As for the potato truck, if it actually ran it qualified. Like engines that started, eventually. Tires as held some air, if sometimes this was dispensed with. Technically — meaning, according to the State Patrol — trucks were to have wipers, windows, headlights, mufflers. Amazing is the revelation, to know first-hand what a vehicle can do without, when the task at hand is to remove the surface of the earth, extract the potatoes, then put back the dirt. Most of it anyway.

My once favorite source of the draft-animal truck was the Chicago Grocers Association, and their truck yard, sometimes known as the open-pit burial. Trucks that had seen a dozen or more seasons of Chicago streets, Chicago salt, Chicago stop and go. Chicago collisions.

Potato trucks, contrary to Biblical bias, have souls the same as barns. When purchased from the Chicago Grocers Association these trucks were beat-up as they were used-up. They ran, mostly. Their price reflected this. Four hundred dollars each, circa 1973. A relationship likened to a used coal-cart horse, these trucks likewise were turned out to pasture to spend their last days. Trucks as were all but dead, but once beyond Hog-Town limits, once rid of their odious refrigerated box, once headed north into the woods, these trucks sensed their new chance for life. Engines about to die didn’t; transmissions beyond repair persisted.

I taught my wife early in our marriage to drive a potato truck. I said it was easy. I lied.

A potato truck is a precision thing, to keep the exacting pace of the potato digger, first gear, better yet creeper gear. The Chicago Grocers were 4-speed auto, fairly rare at this moment in potato history, with straight-8 engines. We believed removing the muffler helped an engine inhale. Stood to reason, noise is propulsion. Same as the Saturn B.

My wife did not at the onset understand the motive of the skull-crushing din inside the cab to the favor of locomotion, by my calculation about five extra horsepower.

Eventually she carried cotton for her ears. I thought she looked particularly cute, a baseball cap with cottontail ears.

One day coming home from the field, as she was to cross the state highway she realized she was coming on a little strong. She got hard on the brakes. Seems the brakes failed. Seems I never told her that truck was a trifle weak at brakes. A touch more than trifle. Besides, the reservoir was empty. I had of course acclimatized to this, drop into low range and use engine braking. If need be, shut off the engine. There was the emergency brake on a drive shaft that did nothing useful but it felt constructive.

Still closing on the state road she had to decide whether to take the ditch or risk the crossing. Wonderful thing is fast thinking, as you never know when you might need it. It’s a good thing to practice, what potato trucks are good for.

My wife crossed the highway unscathed, arrived at the shed intact, and was there waiting for me when I arrived with another truck, the one with brakes.

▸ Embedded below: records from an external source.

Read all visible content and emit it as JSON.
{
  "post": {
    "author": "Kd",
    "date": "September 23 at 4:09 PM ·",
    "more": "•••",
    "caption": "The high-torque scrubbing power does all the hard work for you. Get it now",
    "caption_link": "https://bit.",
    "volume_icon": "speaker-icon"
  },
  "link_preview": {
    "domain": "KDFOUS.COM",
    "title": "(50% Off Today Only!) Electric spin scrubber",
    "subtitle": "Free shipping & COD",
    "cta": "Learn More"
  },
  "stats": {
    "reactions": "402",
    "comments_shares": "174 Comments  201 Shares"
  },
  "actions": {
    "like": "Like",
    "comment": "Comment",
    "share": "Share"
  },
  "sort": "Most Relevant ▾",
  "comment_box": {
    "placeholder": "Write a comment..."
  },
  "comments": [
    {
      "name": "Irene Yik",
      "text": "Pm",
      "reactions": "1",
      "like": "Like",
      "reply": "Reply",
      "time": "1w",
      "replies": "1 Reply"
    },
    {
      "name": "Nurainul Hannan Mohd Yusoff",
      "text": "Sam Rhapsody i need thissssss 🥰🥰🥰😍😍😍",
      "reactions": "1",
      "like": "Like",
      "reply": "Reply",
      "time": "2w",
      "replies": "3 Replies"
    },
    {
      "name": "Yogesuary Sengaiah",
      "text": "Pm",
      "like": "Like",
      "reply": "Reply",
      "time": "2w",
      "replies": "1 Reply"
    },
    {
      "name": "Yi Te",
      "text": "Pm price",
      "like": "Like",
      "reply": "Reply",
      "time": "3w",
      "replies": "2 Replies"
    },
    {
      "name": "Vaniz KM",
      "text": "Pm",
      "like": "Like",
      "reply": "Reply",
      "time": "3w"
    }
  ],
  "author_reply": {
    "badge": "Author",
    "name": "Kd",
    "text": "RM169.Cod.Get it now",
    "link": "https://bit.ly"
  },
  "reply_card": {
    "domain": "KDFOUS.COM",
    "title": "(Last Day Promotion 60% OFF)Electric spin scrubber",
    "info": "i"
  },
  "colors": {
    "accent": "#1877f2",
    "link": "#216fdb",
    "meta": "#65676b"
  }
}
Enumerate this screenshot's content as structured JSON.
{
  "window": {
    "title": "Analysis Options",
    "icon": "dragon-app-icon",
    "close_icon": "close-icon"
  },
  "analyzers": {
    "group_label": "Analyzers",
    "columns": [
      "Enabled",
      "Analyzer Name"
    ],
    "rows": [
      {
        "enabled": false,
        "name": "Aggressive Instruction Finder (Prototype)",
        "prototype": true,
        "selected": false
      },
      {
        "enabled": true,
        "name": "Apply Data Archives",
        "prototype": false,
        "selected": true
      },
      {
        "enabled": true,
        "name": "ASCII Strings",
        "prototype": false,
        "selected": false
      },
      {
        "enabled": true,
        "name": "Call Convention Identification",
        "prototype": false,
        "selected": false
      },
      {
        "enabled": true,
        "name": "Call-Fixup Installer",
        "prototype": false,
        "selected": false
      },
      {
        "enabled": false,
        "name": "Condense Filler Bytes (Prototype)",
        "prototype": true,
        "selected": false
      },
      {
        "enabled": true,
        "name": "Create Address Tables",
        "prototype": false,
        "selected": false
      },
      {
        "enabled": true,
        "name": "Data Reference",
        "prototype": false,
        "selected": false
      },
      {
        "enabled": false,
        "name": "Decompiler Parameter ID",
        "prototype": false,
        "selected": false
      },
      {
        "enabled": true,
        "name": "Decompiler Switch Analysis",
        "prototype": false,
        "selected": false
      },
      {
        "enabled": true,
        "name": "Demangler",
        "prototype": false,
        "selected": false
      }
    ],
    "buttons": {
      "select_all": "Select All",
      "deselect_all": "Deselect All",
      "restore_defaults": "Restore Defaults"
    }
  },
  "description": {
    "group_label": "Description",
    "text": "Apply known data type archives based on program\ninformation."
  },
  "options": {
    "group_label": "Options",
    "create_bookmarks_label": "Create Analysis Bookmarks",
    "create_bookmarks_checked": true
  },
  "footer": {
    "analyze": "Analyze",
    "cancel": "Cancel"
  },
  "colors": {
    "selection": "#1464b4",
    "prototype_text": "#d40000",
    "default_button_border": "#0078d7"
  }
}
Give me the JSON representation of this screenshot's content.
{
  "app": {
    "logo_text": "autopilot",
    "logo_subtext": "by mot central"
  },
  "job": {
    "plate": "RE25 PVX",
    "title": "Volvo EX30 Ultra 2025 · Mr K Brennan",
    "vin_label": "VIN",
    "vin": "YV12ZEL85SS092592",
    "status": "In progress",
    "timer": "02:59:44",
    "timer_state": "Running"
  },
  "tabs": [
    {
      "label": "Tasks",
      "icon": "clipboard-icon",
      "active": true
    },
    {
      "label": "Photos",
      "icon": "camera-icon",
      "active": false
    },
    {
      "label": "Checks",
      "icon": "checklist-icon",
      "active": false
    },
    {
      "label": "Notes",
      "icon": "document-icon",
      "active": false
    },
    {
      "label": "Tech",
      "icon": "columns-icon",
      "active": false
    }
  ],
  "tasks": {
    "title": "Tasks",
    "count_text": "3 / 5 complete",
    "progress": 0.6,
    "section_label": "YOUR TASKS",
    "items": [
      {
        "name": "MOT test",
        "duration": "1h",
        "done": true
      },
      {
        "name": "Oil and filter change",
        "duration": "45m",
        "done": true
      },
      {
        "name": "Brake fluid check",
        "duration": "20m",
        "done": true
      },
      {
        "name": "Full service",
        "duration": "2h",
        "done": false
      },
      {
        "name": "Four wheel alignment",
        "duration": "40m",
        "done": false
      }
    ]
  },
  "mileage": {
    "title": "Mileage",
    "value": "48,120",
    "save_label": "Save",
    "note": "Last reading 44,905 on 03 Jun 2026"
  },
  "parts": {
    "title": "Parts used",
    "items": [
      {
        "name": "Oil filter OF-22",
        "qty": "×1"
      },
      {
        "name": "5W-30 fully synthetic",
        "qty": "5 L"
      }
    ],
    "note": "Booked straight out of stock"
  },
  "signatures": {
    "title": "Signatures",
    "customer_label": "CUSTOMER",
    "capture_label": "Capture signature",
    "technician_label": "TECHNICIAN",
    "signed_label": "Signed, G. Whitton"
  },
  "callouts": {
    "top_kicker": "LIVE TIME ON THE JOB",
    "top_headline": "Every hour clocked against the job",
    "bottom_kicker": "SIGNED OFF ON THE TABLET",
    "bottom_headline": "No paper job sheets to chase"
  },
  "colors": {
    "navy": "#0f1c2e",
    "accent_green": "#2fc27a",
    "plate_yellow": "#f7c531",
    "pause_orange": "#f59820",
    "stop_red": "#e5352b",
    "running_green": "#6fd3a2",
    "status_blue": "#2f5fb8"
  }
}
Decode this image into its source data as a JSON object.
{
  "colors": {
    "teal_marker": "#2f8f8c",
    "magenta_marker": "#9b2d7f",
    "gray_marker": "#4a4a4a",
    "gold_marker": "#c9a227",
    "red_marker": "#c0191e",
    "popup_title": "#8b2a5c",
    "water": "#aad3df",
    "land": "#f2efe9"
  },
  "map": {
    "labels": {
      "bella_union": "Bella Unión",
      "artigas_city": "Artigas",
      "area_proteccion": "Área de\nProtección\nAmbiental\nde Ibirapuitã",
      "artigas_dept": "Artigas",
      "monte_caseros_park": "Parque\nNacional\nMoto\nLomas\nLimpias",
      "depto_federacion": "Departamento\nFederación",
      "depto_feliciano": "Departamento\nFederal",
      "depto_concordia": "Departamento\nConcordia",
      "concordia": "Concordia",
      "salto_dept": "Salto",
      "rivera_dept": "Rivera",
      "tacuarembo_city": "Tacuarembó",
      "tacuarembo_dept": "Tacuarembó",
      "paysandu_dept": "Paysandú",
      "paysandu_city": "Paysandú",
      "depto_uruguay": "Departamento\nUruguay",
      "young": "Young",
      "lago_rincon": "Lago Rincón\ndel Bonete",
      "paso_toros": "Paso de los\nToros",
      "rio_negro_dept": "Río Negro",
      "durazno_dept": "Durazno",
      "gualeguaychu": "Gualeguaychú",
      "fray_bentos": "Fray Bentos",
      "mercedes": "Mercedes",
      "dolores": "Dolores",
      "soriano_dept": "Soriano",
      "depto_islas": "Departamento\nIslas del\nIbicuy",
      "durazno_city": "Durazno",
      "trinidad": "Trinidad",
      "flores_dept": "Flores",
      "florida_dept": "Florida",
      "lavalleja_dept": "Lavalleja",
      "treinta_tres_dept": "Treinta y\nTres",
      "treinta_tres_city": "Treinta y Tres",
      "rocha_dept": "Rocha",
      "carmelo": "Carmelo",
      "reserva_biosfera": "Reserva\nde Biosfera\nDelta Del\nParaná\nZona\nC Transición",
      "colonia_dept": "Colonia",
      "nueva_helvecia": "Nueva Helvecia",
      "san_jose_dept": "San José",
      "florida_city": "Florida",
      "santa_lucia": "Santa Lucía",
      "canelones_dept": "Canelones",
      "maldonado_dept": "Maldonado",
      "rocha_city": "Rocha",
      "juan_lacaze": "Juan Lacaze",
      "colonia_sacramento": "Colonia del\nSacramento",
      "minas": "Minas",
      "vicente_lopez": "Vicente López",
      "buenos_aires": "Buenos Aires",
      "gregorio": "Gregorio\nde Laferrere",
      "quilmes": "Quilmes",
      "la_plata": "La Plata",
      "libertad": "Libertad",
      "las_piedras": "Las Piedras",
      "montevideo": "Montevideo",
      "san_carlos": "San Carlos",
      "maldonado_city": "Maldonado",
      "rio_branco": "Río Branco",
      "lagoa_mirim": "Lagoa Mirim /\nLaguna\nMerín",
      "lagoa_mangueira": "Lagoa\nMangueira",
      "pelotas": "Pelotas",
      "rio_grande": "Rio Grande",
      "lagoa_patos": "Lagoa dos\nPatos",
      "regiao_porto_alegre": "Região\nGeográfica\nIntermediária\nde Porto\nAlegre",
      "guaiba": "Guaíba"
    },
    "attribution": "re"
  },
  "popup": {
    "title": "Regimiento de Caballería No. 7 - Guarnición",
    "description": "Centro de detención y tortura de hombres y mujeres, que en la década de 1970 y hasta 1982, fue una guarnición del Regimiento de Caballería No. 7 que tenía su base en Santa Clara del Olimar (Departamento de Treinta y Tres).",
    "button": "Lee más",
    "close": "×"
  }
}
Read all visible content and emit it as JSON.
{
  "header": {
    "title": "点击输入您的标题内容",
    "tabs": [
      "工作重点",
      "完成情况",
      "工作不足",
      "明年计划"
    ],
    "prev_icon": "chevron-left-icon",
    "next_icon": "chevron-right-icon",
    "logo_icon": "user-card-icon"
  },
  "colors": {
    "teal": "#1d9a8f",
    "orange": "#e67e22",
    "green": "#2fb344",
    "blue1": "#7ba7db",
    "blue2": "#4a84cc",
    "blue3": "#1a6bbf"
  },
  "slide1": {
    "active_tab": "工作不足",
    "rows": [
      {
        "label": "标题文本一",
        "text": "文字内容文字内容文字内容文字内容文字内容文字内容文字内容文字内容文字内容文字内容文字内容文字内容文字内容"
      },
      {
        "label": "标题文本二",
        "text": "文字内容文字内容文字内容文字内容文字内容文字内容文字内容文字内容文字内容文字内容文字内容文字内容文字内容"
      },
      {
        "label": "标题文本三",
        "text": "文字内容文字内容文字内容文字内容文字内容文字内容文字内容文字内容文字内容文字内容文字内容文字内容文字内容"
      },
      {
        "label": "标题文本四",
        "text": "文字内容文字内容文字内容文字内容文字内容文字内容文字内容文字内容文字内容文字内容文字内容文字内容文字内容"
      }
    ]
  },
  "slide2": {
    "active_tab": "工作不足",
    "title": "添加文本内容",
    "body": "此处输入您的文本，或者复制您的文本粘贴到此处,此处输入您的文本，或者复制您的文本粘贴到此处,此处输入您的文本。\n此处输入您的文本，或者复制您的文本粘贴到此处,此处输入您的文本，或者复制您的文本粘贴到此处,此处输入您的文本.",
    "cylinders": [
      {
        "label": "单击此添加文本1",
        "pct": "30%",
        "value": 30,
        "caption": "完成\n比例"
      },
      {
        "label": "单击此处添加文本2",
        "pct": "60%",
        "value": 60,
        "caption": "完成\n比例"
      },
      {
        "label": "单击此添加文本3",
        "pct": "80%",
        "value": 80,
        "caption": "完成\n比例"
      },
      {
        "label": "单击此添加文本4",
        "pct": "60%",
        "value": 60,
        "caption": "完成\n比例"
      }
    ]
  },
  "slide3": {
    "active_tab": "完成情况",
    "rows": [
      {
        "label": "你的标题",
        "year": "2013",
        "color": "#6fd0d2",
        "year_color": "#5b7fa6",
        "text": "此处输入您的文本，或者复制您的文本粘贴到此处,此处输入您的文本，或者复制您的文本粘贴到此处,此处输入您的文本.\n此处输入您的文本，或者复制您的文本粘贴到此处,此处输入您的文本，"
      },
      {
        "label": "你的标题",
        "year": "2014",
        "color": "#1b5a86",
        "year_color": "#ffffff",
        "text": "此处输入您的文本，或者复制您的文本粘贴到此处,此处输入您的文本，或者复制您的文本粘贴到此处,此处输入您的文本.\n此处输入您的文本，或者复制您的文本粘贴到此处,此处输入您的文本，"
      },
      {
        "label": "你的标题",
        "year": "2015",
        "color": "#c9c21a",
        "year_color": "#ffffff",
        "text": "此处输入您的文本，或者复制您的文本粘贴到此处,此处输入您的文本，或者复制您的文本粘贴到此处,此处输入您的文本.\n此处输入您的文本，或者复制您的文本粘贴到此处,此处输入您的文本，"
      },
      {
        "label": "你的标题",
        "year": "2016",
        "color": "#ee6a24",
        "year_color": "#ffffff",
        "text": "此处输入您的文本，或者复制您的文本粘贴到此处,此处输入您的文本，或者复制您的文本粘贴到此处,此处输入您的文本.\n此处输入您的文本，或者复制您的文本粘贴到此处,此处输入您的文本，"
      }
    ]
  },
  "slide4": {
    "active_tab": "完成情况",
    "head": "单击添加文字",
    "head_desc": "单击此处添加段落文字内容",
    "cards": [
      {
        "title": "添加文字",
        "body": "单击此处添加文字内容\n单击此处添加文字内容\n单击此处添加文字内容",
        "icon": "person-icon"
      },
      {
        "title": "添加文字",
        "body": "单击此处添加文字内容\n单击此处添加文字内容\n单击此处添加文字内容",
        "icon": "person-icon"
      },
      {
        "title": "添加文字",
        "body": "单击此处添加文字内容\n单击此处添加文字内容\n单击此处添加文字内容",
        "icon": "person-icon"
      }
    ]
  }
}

First thing out of her mouth was why hadn’t I told her the truck had no brakes?

This question in theory can be uttered calmly. It wasn’t. I could have lied and said I don’t know what happened to the brakes.

Never mind those brakes had been AWOL all season, I had just refined my technique, just another brakeless potato truck.

My wife doesn’t swear.

Almost never.

She said a famous two-word phrase, which technically isn’t swearing because God’s name isn’t involved.